All Over Town
All the Girls Came Out to Play
Alpha Beta
L’Amante Anglais                      
American Gothics
And Miss Reardon Drinks a Little                              
And They Put Handcuffs on the Flowers
And Whose Little Boy Are You?
Anna K.
Anne of Green Gables
Any Resemblance to Persons Living or Dead
As You Like It
The Au Pair Man

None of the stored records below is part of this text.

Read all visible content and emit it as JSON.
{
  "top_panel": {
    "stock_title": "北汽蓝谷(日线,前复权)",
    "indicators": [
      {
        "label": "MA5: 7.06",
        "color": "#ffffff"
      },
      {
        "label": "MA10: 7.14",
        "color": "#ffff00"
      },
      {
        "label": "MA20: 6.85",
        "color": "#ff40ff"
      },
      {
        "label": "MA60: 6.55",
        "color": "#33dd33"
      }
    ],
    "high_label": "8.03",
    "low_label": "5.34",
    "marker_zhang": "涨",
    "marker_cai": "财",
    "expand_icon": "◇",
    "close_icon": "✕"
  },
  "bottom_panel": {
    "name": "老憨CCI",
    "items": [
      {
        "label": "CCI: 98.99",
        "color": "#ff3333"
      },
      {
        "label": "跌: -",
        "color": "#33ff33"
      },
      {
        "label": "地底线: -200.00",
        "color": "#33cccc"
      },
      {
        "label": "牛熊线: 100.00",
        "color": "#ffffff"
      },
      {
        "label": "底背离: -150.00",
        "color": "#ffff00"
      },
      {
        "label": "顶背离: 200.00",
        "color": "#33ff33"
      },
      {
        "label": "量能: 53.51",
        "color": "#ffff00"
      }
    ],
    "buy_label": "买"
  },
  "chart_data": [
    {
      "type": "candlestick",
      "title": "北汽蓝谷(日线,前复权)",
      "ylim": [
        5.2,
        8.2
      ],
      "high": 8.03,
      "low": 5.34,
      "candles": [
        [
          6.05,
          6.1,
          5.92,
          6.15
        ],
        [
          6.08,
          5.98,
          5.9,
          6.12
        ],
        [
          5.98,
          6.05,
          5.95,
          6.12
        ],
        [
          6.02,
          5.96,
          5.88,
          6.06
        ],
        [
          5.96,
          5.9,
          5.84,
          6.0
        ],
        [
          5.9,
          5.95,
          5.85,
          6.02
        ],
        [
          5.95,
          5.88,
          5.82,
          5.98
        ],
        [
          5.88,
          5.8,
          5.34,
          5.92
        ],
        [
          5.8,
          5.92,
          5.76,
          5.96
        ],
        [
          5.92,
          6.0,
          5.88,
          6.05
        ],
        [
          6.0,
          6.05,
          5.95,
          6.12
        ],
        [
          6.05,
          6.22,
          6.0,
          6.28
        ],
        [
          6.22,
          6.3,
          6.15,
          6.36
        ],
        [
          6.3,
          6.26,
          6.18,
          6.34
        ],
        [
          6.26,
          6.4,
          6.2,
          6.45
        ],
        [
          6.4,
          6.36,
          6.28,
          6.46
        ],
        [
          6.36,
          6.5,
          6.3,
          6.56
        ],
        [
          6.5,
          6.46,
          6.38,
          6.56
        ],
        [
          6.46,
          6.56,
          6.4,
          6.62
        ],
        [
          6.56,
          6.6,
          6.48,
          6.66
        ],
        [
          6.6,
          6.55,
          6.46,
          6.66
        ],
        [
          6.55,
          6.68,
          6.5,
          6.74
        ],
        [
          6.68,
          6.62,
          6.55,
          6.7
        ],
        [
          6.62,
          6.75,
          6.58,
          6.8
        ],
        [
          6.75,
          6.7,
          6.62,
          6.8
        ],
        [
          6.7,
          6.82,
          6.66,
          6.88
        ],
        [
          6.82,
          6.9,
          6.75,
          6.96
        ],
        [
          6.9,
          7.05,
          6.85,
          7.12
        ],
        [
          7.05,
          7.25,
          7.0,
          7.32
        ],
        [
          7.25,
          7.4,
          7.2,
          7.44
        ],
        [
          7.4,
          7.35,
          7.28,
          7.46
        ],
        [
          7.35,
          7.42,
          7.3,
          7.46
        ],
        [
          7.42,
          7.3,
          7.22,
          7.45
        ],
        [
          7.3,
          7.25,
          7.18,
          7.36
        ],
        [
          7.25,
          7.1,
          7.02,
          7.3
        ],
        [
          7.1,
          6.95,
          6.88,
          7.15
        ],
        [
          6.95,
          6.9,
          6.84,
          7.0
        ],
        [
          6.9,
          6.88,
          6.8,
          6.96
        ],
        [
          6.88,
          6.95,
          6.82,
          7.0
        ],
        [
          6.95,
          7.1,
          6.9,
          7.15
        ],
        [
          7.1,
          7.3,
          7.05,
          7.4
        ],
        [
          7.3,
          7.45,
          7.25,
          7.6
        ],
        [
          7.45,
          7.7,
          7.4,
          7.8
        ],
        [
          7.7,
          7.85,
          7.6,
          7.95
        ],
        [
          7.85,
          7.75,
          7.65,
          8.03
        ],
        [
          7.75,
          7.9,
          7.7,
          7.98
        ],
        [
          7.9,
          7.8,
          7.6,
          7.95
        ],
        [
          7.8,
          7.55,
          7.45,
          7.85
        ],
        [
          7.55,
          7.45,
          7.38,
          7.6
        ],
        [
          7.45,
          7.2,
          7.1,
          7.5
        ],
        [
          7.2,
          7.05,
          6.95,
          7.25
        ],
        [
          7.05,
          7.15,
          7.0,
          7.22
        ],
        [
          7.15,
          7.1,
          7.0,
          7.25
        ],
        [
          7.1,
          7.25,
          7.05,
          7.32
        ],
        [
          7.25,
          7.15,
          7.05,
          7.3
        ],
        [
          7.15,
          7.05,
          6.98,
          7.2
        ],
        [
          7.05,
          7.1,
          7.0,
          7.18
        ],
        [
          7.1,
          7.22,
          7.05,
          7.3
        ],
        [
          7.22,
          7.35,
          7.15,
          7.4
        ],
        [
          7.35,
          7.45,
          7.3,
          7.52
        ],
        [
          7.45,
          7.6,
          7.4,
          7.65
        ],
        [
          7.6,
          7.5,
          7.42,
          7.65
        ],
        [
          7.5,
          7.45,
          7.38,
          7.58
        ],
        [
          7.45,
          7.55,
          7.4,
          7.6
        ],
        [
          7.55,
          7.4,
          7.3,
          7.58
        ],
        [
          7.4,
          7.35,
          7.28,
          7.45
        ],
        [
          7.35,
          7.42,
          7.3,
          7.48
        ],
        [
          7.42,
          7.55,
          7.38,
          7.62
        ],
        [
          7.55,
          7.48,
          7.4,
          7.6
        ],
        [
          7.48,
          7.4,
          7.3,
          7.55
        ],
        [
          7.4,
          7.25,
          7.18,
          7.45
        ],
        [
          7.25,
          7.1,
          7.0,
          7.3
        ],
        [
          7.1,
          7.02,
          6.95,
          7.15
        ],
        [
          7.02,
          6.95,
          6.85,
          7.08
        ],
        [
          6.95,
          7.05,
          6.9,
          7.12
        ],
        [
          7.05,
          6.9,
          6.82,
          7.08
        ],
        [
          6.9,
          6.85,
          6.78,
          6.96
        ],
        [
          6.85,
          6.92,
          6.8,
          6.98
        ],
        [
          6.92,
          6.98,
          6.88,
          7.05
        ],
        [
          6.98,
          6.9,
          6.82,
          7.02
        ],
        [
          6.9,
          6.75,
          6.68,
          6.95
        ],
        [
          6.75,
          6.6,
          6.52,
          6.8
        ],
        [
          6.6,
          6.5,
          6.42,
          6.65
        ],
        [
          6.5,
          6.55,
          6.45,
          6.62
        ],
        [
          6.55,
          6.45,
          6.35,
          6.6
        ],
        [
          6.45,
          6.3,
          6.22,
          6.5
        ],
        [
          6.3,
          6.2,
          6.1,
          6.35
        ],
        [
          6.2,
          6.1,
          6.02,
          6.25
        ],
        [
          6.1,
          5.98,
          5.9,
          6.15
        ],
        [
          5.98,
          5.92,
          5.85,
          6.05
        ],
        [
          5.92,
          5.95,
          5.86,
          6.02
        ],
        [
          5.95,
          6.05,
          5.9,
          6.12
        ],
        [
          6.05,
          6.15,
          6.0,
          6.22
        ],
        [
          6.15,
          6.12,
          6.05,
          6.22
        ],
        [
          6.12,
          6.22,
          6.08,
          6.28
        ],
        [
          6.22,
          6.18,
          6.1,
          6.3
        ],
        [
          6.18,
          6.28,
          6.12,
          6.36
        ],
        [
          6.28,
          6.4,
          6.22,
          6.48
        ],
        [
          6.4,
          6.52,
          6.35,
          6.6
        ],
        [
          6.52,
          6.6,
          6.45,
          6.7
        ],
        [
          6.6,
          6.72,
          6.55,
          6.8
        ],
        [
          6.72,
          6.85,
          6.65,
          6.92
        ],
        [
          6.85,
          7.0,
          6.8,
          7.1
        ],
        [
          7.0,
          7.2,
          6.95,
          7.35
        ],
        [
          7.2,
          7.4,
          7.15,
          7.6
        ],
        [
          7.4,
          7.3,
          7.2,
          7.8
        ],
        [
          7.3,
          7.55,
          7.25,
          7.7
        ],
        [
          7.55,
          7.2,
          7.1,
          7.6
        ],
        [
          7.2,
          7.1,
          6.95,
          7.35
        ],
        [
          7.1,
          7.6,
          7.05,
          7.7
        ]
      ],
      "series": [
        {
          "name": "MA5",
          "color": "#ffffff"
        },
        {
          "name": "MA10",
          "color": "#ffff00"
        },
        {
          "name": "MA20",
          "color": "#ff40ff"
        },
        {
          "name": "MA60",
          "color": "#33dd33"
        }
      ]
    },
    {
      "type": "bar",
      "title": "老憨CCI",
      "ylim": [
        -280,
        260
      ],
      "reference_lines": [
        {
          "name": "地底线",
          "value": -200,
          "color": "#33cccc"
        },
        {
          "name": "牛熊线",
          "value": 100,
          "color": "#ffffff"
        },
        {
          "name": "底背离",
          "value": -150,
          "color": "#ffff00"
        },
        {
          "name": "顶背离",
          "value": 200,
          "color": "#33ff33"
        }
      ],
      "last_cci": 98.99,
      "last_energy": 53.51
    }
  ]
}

Baba Goya [Nourish the Beast]
The Ballad of Johnny Pot
Barbary Shore
The Bar that Never Closes
The Basic Training of Pavlo Hummel
The Beauty Part
The Beggar’s Opera
Behold! Cometh the Vanderkellens
Be Kind to People Week
Berlin to Broadway with Kurt Weill
Bette Midler’s Clams on a Half-Shell Revue
Black Girl
Black Light Theatre of Prague
Black Picture Show
Black Sunlight
The Black Terror
Black Visions
Les Blancs
Blasts and Bravos: An Evening with H,L. Mencken
Blue Boys
Bob and Ray—The Two and Only
Boesman and Lena
The Boy Who Came to Leave
A Breeze from the Gulf
Brief Lives
Brother Gorski
Bullshot Crummond
The Burnt Flower Bed
Button, Button
Buy Bonds, Buster

The Cage
Candide (1)
Candide (2)
The Candyapple
Captain Brassbound’s Conversion
The Caretaker
La Carpa de los Raquichis
The Carpenters
The Castro Complex
Cat on a Hot Tin Roof
The Changing Room
Charles Abbott and Son
Charley’s Aunt
Charlie Was Here and Now He’s Gone
Chemin de Fer
The Cherry Orchard
The Chickencoop Chinaman
The Children
Children! Children!
Children in the Rain
Children of the Wind
The Children’s Mass
A Chorus Line
The Chronicle of Henry VI: Part 1, Part II,
The Circle
Clarence Darrow
Cold Feet
Conditions of Agreement
Coney Island Cycle
The Constant Wife
The Contractor
The Contrast
The Constant Wife
The Country Girl
Crazy Now
The Creation of the World and Other Business
The Crucible
Crystal and Fox

Dames at Sea
The Dance of Death
Dance wi’Me/Dance with Me
A Day in the Life of Just about Everyone
Dear Nobody
Dear Oscar
The Desert Song
Diamond Studs
Different Times
The Dirtiest Show in Town
The Divorce of Judy and Jane
Do It Again!
Doctor Jazz
A Doll’s House (2)
Don Juan